Listen to the pain

Chronic suffering may be pointing to deeper mental health issues

During my years as a professional counsellor, I have met many people who live with a chronic pain condition. When they wonder why their physician would refer them for talk therapy, they are often dismayed to learn that depression and pain are interconnected.

Most people suspect that long-term pain can lead to depression but are surprised that the converse is also often true; depression can lead to pain symptoms. Sometimes pain and depression spiral into a vicious cycle in which depression aggravates pain levels, which in turn further increases depression.

Patrick (a composite of several clients) is a case in point. His long-ignored depression eventually triggered severe unexplained headaches. For some people such pain might be the only sign of depression. The pain and its related problems wore Patrick down over time and affected his mood. He handled normal stresses poorly and developed difficulty sleeping. Eventually his disabling headaches led to low self-esteem as he missed too much work, fell behind on his monthly payments and bills, and found he was arguing almost daily with his wife.

As Patrick and I talked about his life and his current situation, he sounded defeated and admitted to feeling hopeless, doubtful that his circumstances could ever change for the better. His difficult childhood and several life-altering events in later adolescence had left him feeling that “life is out to get me” and that he had no control over his future wellbeing.

Because Patrick didn’t know the classic signs of depression such as persistent low mood or feelings of sadness, feelings of hopelessness and helplessness, changes in sleep or eating patterns, and loss of interest in once pleasurable activities, he had never considered that he might be depressed. Therefore he was unaware that depression might be causing his ever-present headaches.

To achieve control of symptoms of pain and depression, each condition might need separate treatment or, as in Patrick’s case, one treatment was able to improve both. Antidepressant medication helped relieve his pain and depression because of shared chemical messengers in the brain. Our sessions spent talking together taught him stress-reduction strategies, the importance of regular exercise and other healthy living habits, relaxation exercises such as meditation and visualization, and self-directed thinking changes to help him gradually change his negative outlook on life to a more positive one.

The last time Patrick and I met, he reported that his headaches were much milder and occurred less often.
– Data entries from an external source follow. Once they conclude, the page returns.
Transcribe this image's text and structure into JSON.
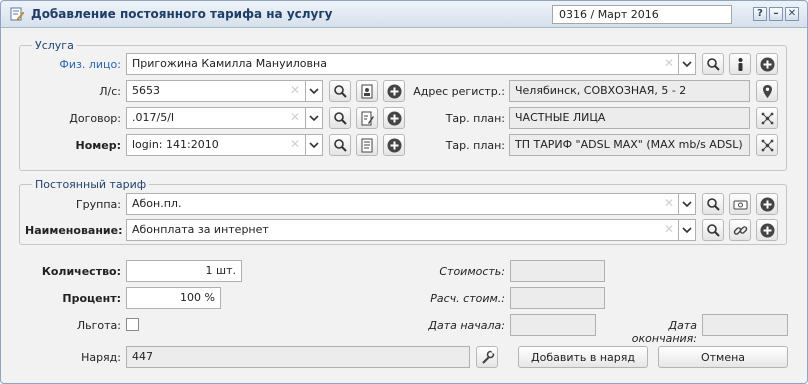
{
  "window": {
    "title": "Добавление постоянного тарифа на услугу",
    "period": "0316 / Март 2016",
    "help_label": "?",
    "minimize_label": "–",
    "close_label": "✕"
  },
  "service": {
    "legend": "Услуга",
    "person": {
      "label": "Физ. лицо:",
      "value": "Пригожина Камилла Мануиловна"
    },
    "account": {
      "label": "Л/с:",
      "value": "5653"
    },
    "contract": {
      "label": "Договор:",
      "value": ".017/5/I"
    },
    "number": {
      "label": "Номер:",
      "value": "login: 141:2010"
    },
    "address": {
      "label": "Адрес регистр.:",
      "value": "Челябинск, СОВХОЗНАЯ, 5 - 2"
    },
    "tariff_plan_1": {
      "label": "Тар. план:",
      "value": "ЧАСТНЫЕ ЛИЦА"
    },
    "tariff_plan_2": {
      "label": "Тар. план:",
      "value": "ТП ТАРИФ \"ADSL MAX\" (MAX mb/s ADSL)"
    }
  },
  "tariff": {
    "legend": "Постоянный тариф",
    "group": {
      "label": "Группа:",
      "value": "Абон.пл."
    },
    "name": {
      "label": "Наименование:",
      "value": "Абонплата за интернет"
    }
  },
  "details": {
    "quantity": {
      "label": "Количество:",
      "value": "1 шт."
    },
    "percent": {
      "label": "Процент:",
      "value": "100 %"
    },
    "benefit": {
      "label": "Льгота:",
      "checked": false
    },
    "cost": {
      "label": "Стоимость:",
      "value": ""
    },
    "calc_cost": {
      "label": "Расч. стоим.:",
      "value": ""
    },
    "start_date": {
      "label": "Дата начала:",
      "value": ""
    },
    "end_date": {
      "label": "Дата окончания:",
      "value": ""
    },
    "order": {
      "label": "Наряд:",
      "value": "447"
    }
  },
  "buttons": {
    "add_to_order": "Добавить в наряд",
    "cancel": "Отмена"
  },
  "colors": {
    "accent": "#1e3e66",
    "link": "#2b66b4",
    "border": "#b0b0b0"
  }
}
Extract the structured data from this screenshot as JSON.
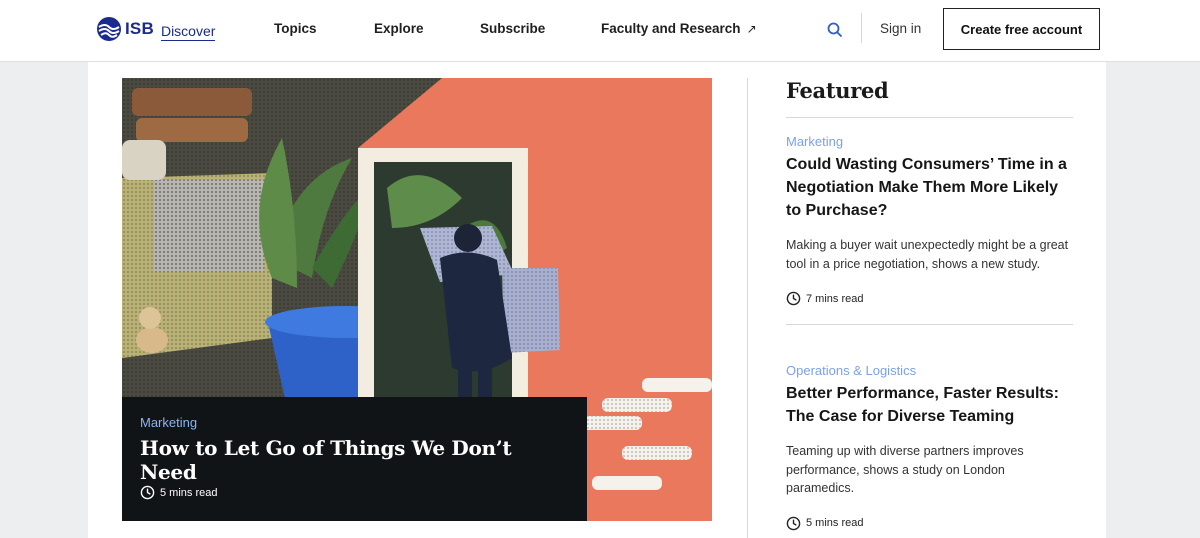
{
  "header": {
    "logo": {
      "brand": "ISB",
      "product": "Discover"
    },
    "nav": [
      {
        "label": "Topics"
      },
      {
        "label": "Explore"
      },
      {
        "label": "Subscribe"
      },
      {
        "label": "Faculty and Research",
        "icon": "external-arrow-icon"
      }
    ],
    "search_icon": "search-icon",
    "signin_label": "Sign in",
    "create_account_label": "Create free account"
  },
  "hero": {
    "category": "Marketing",
    "title": "How to Let Go of Things We Don’t Need",
    "read_time": "5 mins read"
  },
  "featured": {
    "heading": "Featured",
    "articles": [
      {
        "category": "Marketing",
        "title": "Could Wasting Consumers’ Time in a Negotiation Make Them More Likely to Purchase?",
        "description": "Making a buyer wait unexpectedly might be a great tool in a price negotiation, shows a new study.",
        "read_time": "7 mins read"
      },
      {
        "category": "Operations & Logistics",
        "title": "Better Performance, Faster Results: The Case for Diverse Teaming",
        "description": "Teaming up with diverse partners improves performance, shows a study on London paramedics.",
        "read_time": "5 mins read"
      }
    ]
  },
  "colors": {
    "brand": "#1b2a8f",
    "category": "#7aa2e6",
    "hero_background": "#e9785d",
    "hero_card": "#111417"
  }
}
He had participated in a local support group, which helped him solidify his new self-care strategies and gave him a sense of camaraderie, as he realized that he was not alone in his situation; others were also learning to navigate the experience of chronic pain and depression.

Patrick is glad now that he got help before his symptoms became even worse. “I didn’t know how depressed I had become,” he shares, “but medication, counselling, and the changes I chose made it possible for me to feel like myself and actually enjoy life again.”

Dear Readers:

ChristianWeek relies on your generous support. please take a minute and donate to help give voice to stories that inform, encourage and inspire.

Donations of $20 or more will receive a charitable receipt.
Thank you, from Christianweek.

About the author

ChristianWeek Columnist

Josi Peters is a wife, mother, grandmother, and professional counsellor, working with clients in the Steinbach, Manitoba location of Recovery of Hope Counselling Services.

About the author